Although the repeat photos do not indicate that that treeline has moved upslope in a systematic way, it appears that tree density in the subalpine and near treeline has increased. It is typical to see a few scattered trees growing some distance above the actual treeline. The increasing tree density at treeline may indicate an infill mechanism by which treeline moves upslope in incremental stages rather than as a solid advancing front. We don’t yet know if the observed changes are tied to warmer temperatures it is important to keep documenting these trends.

View of Nokhu. The bolting of wind stunted trees in the alpine (krummholz) could be another indicator of warming temperatures. In the righthand photo you can spot a couple of krummholz trees that have changed since 1972.

If you have any old (40 years or older) photographs of treeline areas in Colorado, and would be interested in sharing them with us, please contact Renée Rondeau.

Thursday, October 18, 2012

Mapping Eutrema penlandii

by Bernadette Kuhn, CNHP Botanist

A few months ago, CNHP joined forces with botanists from the U.S. Fish and Wildlife Service and the Mosquito Range Natural Heritage Initiative to survey for rare plant in the Leadville area.
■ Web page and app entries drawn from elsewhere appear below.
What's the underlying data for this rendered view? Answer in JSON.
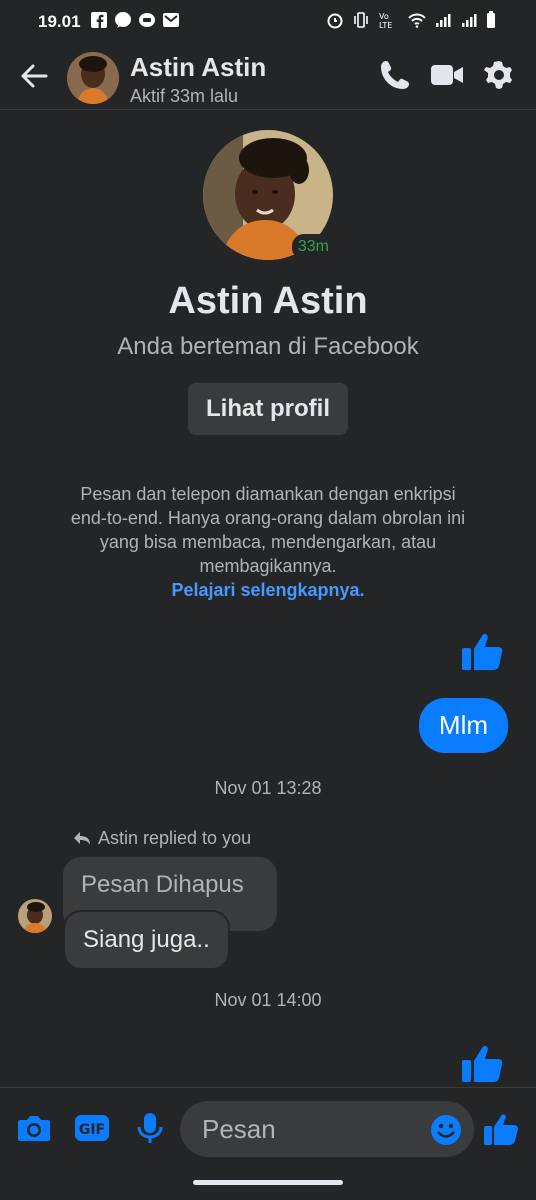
{
  "status_bar": {
    "time": "19.01",
    "notification_icons": [
      "facebook-icon",
      "messenger-icon",
      "message-icon",
      "gmail-icon"
    ],
    "system_icons": [
      "alarm-icon",
      "vibrate-icon",
      "volte-icon",
      "wifi-icon",
      "signal-icon",
      "signal-icon",
      "battery-icon"
    ]
  },
  "header": {
    "name": "Astin Astin",
    "status": "Aktif 33m lalu"
  },
  "profile": {
    "active_badge": "33m",
    "name": "Astin Astin",
    "friends_text": "Anda berteman di Facebook",
    "view_profile_label": "Lihat profil"
  },
  "encryption": {
    "text": "Pesan dan telepon diamankan dengan enkripsi end-to-end. Hanya orang-orang dalam obrolan ini yang bisa membaca, mendengarkan, atau membagikannya.",
    "link": "Pelajari selengkapnya."
  },
  "messages": {
    "outgoing_text": "Mlm",
    "timestamp_1": "Nov 01 13:28",
    "replied_label": "Astin replied to you",
    "quoted_text": "Pesan Dihapus",
    "incoming_text": "Siang juga..",
    "timestamp_2": "Nov 01 14:00"
  },
  "composer": {
    "placeholder": "Pesan"
  },
  "colors": {
    "background": "#242526",
    "accent": "#0a7cff",
    "link": "#4599ff",
    "active_green": "#31a24c"
  }
}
The conditions were perfect. Despite a few threatening clouds, we had a bluebird survey day. After four hours of crawling through the alpine, we found what we were looking for. The tiny plant, Eutrema penlandii, is a member of the mustard family (Brassicaceae). Listed as Threatened under the Endangered Species Act, it is found primarily in wetlands and alpine fens above treeline.

Volunteer Merit Glenne at the new Eutrema penlandii site near Mt. Arkansas, outside Leadville, Colorado.

Very few populations of E. penlandii have been mapped on the west side of the Continental Divide. Our findings suggest more surveys on this side of the Divide may result in a range expansion for this narrowly distributed Colorado endemic.

Neil Peterson, Mosquito Range Natural Heritage Initiative, flags Eutrema penlandii individuals.

Eutrema penlandii in fruit.

Tuesday, October 16, 2012

CNHP botanist honored

Long-time CNHP botanist Peggy Lyon was honored at the 9th annual Rare Plant Symposium in late September. Peggy, who will be retiring in 2013, received a framed print of Mimulus eastwoodiae in recognition of her many years of service to Colorado's rare plants.

Peggy (center) receiving her award.

The meeting was attended by over 50 professional and amateur botanists from around Colorado.

Thursday, October 11, 2012

Population decline in the Preble’s meadow jumping mouse

Long-term population sampling for the Preble’s meadow jumping mouse (PMJM) has allowed Rob Schorr to estimate population change (λ) for the population along Monument Creek at the U.S. Air Force Academy (Academy).  Using mark-recapture techniques and a novel population model that allows estimation of survival and recruitment, Schorr estimated changes in PMJM λ from 2000-2006.  Although λ varied annually, the 7-year mean showed a declining population, and λ was less impacted by changes in PMJM survival than by changes in PMJM recruitment.
Zapus hudsonius preblei
A Preble's meadow jumping mouse (Zapus hudsonius preblei) keeps a sharp eye on the photographer.

Recruitment can be influenced by immigration or reproduction.  Given the loss of habitat along eastern tributaries of Monument Creek, there are limited opportunities for increasing immigration from these tributaries and this may be a driving force during this time.  However, Schorr warns that this may be a temporary decline that will be compensated by increased reproduction or immigration from western tributaries that are on the Academy.

Monument Creek, CO
PMJM habitat along Monument Creek.

This study will be published in the October 2012 Journal of Mammalogy.

Rob Schorr and mouse
Rob Schorr and friend. Photo by James Dwyer.